Will the plant harm wildlife?
No. The grounds of the IWMF will be planted with a variety of vegetation, including some woodland and medieval moat that is home to a small colony of great crested newts. Indaver’s Meath facility in Ireland is in a similar rural setting and the grounds are home to hares, bats, newts, foxes, bumble bees and a wide variety of wildflowers and insects.
Why have you applied for a shorter stack (chimney)?
The new application is to reduce the height of the stack from 58m to 35m and align its Environmental Permit to its existing (and implemented) planning permission.
The application proposes to implement an advanced form of the emission abatement technologies (advanced Selective Non Catalytic Reduction), along with tighter operational controls that are widely used on similar European facilities.
Relying on many years of operational experience, Indaver are confident that lower emissions limits will be achieved using advanced abatement technologies, which are already used in many plants across Europe.
The Environment Agency will now assess this application.
Why was this technology not proposed in the first Environmental Permit application?
Quite simply, the scientific assessments completed by Gent Fairhead and the Environment Agency demonstrated that the emissions from the stack using standard abatement technologies were acceptable.
In its decision document granting the IWMF’s Environmental Permit for the 58m stack, the Environment Agency stated that “…even with a stack height of 35 metres we were satisfied that no air quality or human health thresholds would have been exceeded”

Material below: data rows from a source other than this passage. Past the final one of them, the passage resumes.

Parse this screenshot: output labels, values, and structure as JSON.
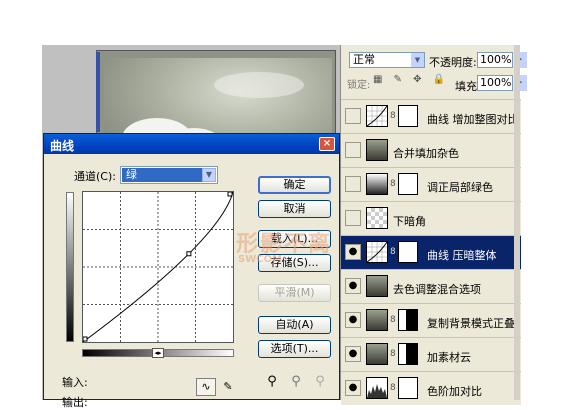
{
  "curves_dialog": {
    "title": "曲线",
    "close_glyph": "×",
    "channel_label": "通道(C):",
    "channel_value": "绿",
    "input_label": "输入:",
    "output_label": "输出:",
    "buttons": {
      "ok": "确定",
      "cancel": "取消",
      "load": "载入(L)...",
      "save": "存储(S)...",
      "smooth": "平滑(M)",
      "auto": "自动(A)",
      "options": "选项(T)..."
    },
    "curve_tool_glyph": "∿",
    "pencil_tool_glyph": "✎",
    "curve": {
      "points": [
        [
          0,
          0
        ],
        [
          180,
          150
        ],
        [
          255,
          255
        ]
      ]
    }
  },
  "watermark": {
    "text": "形影不离",
    "sub": "SWCOM"
  },
  "layers_panel": {
    "blend_mode": "正常",
    "opacity_label": "不透明度:",
    "opacity_value": "100%",
    "lock_label": "锁定:",
    "fill_label": "填充:",
    "fill_value": "100%",
    "layers": [
      {
        "name": "曲线 增加整图对比",
        "visible": false,
        "selected": false,
        "type": "curves-adjustment",
        "has_mask": true
      },
      {
        "name": "合并填加杂色",
        "visible": false,
        "selected": false,
        "type": "photo",
        "has_mask": false
      },
      {
        "name": "调正局部绿色",
        "visible": false,
        "selected": false,
        "type": "gradient-adjustment",
        "has_mask": true
      },
      {
        "name": "下暗角",
        "visible": false,
        "selected": false,
        "type": "transparent",
        "has_mask": false
      },
      {
        "name": "曲线 压暗整体",
        "visible": true,
        "selected": true,
        "type": "curves-adjustment",
        "has_mask": true
      },
      {
        "name": "去色调整混合选项",
        "visible": true,
        "selected": false,
        "type": "photo",
        "has_mask": false
      },
      {
        "name": "复制背景模式正叠",
        "visible": true,
        "selected": false,
        "type": "photo-mask",
        "has_mask": true
      },
      {
        "name": "加素材云",
        "visible": true,
        "selected": false,
        "type": "photo-mask",
        "has_mask": true
      },
      {
        "name": "色阶加对比",
        "visible": true,
        "selected": false,
        "type": "levels-adjustment",
        "has_mask": true
      }
    ]
  },
  "colors": {
    "titlebar": "#0042c0",
    "selection": "#0a246a",
    "dialog_bg": "#ece9d8"
  }
}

Having considered the EA’s original decision report, and its consultation responses to local Councillors and members of the public who had expressed concern about the height of the stack (being too small), Gent Fairhead decided to make a second Environmental Permit and planning application to change the height of the stack to 58m.

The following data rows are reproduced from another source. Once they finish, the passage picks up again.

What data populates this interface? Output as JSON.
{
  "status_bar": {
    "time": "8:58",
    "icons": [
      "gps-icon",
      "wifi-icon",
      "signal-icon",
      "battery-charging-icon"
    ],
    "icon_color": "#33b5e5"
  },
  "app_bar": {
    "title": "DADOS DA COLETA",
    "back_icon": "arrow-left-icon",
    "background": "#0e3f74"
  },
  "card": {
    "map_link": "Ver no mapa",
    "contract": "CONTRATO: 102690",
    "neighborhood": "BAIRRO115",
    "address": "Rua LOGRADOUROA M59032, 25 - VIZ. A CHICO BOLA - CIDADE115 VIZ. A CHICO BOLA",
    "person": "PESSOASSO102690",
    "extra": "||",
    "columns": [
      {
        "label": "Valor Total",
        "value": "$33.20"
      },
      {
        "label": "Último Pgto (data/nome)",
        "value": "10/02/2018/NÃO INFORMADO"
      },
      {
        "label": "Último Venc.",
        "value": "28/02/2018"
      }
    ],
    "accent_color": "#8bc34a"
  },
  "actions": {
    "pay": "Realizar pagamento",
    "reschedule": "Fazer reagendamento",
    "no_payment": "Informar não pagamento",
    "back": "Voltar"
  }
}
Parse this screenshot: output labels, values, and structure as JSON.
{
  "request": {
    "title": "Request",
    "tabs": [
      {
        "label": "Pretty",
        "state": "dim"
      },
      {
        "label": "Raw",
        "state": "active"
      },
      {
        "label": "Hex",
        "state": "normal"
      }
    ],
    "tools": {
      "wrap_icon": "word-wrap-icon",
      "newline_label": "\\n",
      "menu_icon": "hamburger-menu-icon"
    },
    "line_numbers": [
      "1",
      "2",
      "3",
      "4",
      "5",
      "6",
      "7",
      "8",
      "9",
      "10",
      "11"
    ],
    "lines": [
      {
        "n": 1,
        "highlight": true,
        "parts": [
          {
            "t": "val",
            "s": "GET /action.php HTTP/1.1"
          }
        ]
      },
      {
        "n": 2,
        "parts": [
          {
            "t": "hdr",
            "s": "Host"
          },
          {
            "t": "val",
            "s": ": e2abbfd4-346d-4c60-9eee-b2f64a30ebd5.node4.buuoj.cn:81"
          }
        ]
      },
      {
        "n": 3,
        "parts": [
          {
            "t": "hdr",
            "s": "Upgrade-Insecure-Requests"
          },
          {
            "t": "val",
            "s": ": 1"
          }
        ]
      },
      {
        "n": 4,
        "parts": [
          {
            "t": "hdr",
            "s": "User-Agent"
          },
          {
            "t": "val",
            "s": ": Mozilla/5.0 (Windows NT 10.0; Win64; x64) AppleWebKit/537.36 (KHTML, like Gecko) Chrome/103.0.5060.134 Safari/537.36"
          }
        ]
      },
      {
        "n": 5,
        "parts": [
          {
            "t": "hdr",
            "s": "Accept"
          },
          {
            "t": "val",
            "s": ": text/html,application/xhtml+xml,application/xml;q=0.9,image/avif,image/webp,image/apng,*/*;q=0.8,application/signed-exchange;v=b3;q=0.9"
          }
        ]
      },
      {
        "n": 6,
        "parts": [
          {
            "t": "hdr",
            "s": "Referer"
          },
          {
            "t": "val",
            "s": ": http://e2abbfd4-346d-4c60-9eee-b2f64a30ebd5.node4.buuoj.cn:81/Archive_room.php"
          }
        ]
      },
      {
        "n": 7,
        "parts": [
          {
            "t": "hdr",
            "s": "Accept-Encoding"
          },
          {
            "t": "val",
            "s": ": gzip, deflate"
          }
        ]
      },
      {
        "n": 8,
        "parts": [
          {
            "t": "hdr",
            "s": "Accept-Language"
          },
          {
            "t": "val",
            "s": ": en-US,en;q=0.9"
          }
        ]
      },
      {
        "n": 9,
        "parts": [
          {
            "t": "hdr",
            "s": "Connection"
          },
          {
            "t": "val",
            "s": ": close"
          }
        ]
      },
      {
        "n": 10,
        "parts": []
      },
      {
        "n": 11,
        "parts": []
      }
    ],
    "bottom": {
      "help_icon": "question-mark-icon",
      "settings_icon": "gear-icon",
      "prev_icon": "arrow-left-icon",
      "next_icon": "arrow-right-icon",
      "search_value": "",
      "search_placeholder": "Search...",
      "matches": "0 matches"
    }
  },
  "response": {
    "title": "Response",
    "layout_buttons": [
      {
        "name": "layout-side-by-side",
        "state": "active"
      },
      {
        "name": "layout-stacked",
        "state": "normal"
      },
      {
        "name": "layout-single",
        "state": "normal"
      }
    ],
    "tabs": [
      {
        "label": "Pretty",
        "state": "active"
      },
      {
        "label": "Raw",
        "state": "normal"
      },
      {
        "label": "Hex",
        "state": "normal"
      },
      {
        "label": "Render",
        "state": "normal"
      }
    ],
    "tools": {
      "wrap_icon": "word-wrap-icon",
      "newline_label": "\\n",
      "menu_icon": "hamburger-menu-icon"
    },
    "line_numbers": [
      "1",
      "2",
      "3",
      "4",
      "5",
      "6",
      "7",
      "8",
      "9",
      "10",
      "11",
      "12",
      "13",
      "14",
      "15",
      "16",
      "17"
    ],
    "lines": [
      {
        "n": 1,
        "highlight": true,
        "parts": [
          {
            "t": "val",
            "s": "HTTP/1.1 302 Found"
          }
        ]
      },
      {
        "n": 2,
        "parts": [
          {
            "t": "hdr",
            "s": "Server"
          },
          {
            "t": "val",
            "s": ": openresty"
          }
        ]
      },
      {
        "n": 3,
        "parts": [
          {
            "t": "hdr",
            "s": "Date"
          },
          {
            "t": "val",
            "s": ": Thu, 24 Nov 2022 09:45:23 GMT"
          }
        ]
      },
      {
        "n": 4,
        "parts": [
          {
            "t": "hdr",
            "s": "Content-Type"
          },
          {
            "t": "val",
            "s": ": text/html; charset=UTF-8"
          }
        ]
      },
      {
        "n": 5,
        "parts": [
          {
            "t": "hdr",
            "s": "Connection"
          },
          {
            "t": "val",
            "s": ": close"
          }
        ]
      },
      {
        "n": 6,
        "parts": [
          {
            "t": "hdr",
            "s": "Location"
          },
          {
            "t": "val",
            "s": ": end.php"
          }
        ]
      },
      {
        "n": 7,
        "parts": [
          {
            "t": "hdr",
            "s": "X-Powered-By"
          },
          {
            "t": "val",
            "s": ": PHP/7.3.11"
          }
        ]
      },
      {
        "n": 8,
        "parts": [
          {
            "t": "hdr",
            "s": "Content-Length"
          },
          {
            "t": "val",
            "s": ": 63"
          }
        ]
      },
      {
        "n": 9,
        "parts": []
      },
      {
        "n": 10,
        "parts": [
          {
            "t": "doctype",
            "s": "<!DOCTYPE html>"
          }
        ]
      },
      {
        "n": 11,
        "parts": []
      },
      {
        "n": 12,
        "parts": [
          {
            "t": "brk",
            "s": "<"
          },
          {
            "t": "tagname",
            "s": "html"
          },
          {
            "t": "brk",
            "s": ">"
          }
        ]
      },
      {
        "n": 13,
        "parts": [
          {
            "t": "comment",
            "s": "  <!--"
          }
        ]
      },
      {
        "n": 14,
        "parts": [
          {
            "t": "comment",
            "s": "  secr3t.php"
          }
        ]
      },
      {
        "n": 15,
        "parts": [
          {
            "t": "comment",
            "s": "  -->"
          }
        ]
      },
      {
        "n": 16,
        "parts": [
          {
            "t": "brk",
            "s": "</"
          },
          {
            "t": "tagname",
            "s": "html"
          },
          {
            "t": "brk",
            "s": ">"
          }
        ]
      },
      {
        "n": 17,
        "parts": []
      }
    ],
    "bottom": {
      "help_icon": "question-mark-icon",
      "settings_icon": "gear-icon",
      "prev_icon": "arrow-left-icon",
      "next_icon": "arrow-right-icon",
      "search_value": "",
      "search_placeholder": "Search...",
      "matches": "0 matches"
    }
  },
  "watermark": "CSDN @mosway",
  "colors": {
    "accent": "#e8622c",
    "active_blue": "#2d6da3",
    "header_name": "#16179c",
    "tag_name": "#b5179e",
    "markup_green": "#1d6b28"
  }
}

Local Councillors and members of the public have now raised concerns that the 58m stack is potentially too high. Therefore, it has been decided to introduce tighter operational controls and advanced abatement technologies so that the emissions from the lower 35 metre stack will be similar to those approved by the Environment Agency for a higher 58 metre stack.
Will the entire IWMF be constructed?
Gent Fairhead & Co Limited has been working for many years on the development of the waste management facility at Rivenhall Airfield. This has incurred very considerable expenditure, which clearly demonstrates the intention to build the IWMF.
Once the planning permission and Environmental Permit are aligned, the team will be in a position to move very quickly to close the financing and commence the overall site preparation and main civil engineering construction works.
Along with constructing the energy-from-waste plant, Indaver will be building the new site access road, carrying out the ground works for the whole site, constructing the temporary site compound and providing connections to utilities, as well as refurbishing Woodhouse Farm and the Bake House.
Various partners will be involved in the construction and operation of the site’s installations.